June 29 was Earth’s shortest day since the invention of atomic clocks
Should we travel a second back in time to fix our planet's speedy spins?
Earth itself can claim a new world record: Scientists studying our planet’s rotation confirmed that June 29 was the shortest day on record. As Earth completes one full rotation on its axis, the speed of the spin—nearly 24 hours, with tiny fluctuations—determines our length of day. But on June 29, Earth spun a bit faster than normal, shortening our day by 1.59 milliseconds.
The news is historic but unsurprising. Since the 1960s, astronomers have been using atomic clocks to record Earth’s rotation. In 1987, the International Astronomical Union and the International Union of Geodesy and Geophysics established the International Earth Rotation and Reference Systems Services to monitor Earth’s rotation and maintain global time. But in recent years, they have observed a peculiar pattern. Earth’s spin is getting faster. In 2020, our planet had the 28 shortest days on record—on July 19, 2020, midnight came 1.47 milliseconds sooner than expected. The speed of Earth’s spin did not slow down in 2021, though 2021 was fractionally longer than 2020.
2022 is shaping up to be speedy, too. June 29 wasn’t the only day to whirl by unusually fast. On July 26, the planet reached midnight 1.50 milliseconds ahead of schedule. And the planet may break that record again in the near future if it keeps spinning faster.
[Related: What if the speed of Earth’s rotation suddenly got faster?]

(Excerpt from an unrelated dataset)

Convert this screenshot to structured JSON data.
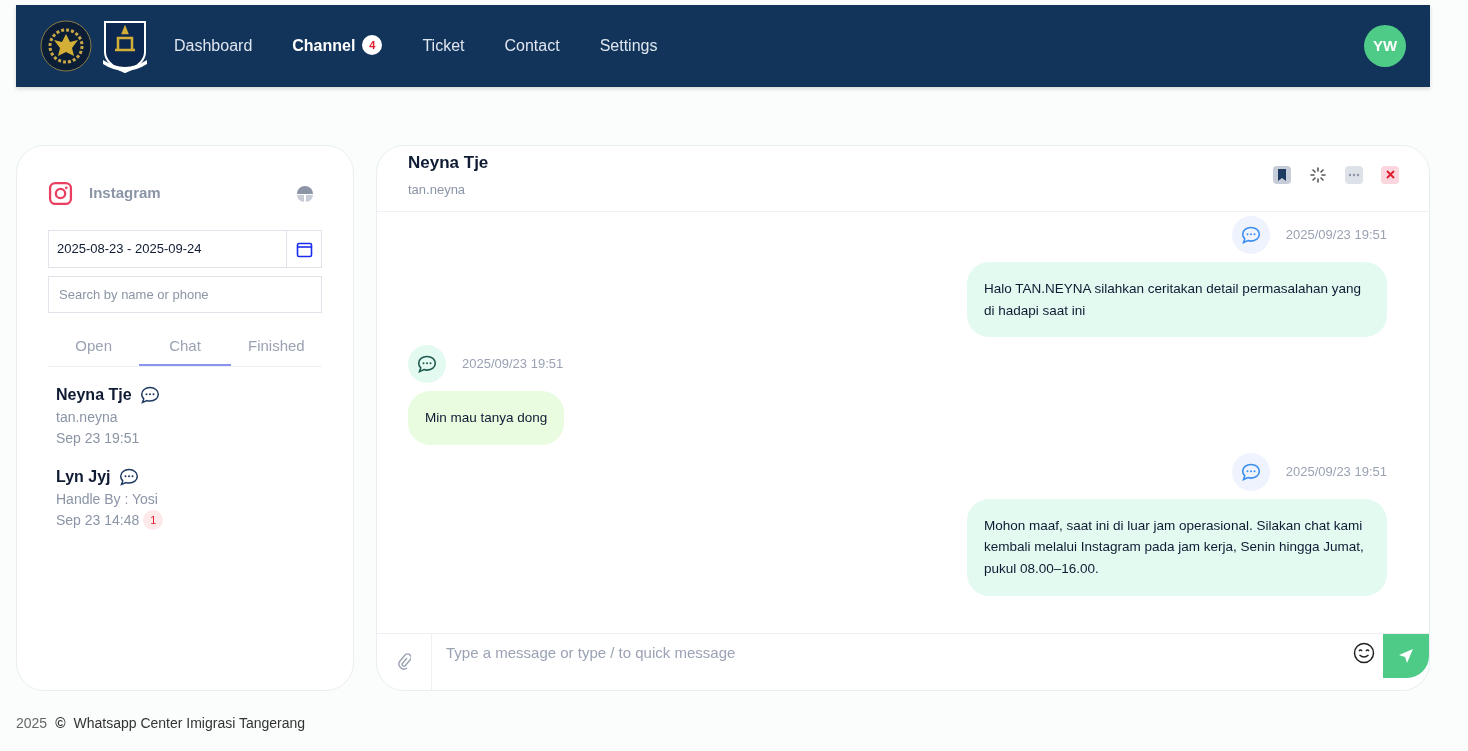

Why is Earth in a hurry? Astronomers still don’t have an answer to this question, but they do have some theories. At the upcoming Asia Oceania Geosciences Society annual meeting, astronomers are expected to discuss the shortened length of day and how it’s related to a phenomenon called the “Chandler wobble.”
The Chandler wobble involves small and irregular movements that cause a slight change of spin in Earth’s rotation. It’s like the jiggling motion of a toy top when it starts to slow down. For Earth, pressure changes in the atmosphere and the ocean bottom are believed to cause wobbles that shift Earth’s axis of rotation. “The normal amplitude of the Chandler wobble is about three to four meters at Earth’s surface, but from 2017 to 2020 it disappeared,” Leonid Zotov, an astronomer from the International Astronomical Union, told Time and Date. Other theories behind Earth’s change in rotational speed involve less weight on poles from melting glaciers, seismic activity, and changes to the inner molten core.
Chances are you didn’t realize midnight came early on June 29—we can’t count by the millisecond. But computers can, and astronomers are concerned that if Earth’s rotation continues to get faster, it could affect how those machines keep track of time. Since GPS satellites and smartphones, computers, and other communication devices use atomic clocks, a faster spinning speed will affect their function and render them unusable.
International timekeepers have dabbled with the idea of a negative leap second at the end of December. The idea is to subtract a second from our clocks to keep our time in sync with Earth’s rotation. Not everyone is on board with this proposal, though: Facebook’s parent company Meta published a blog post on July 25 arguing a negative leap second is an outdated idea from the 1970s that would cause today’s data programs and technologies to crash.
No one knows whether Earth will eventually slow down or keep rushing–it’s just not clear, even to experts. “I think there’s a 70 percent chance we’re at the minimum [length of day],” Zotov told Time and Date, “and we won’t need a negative leap second.”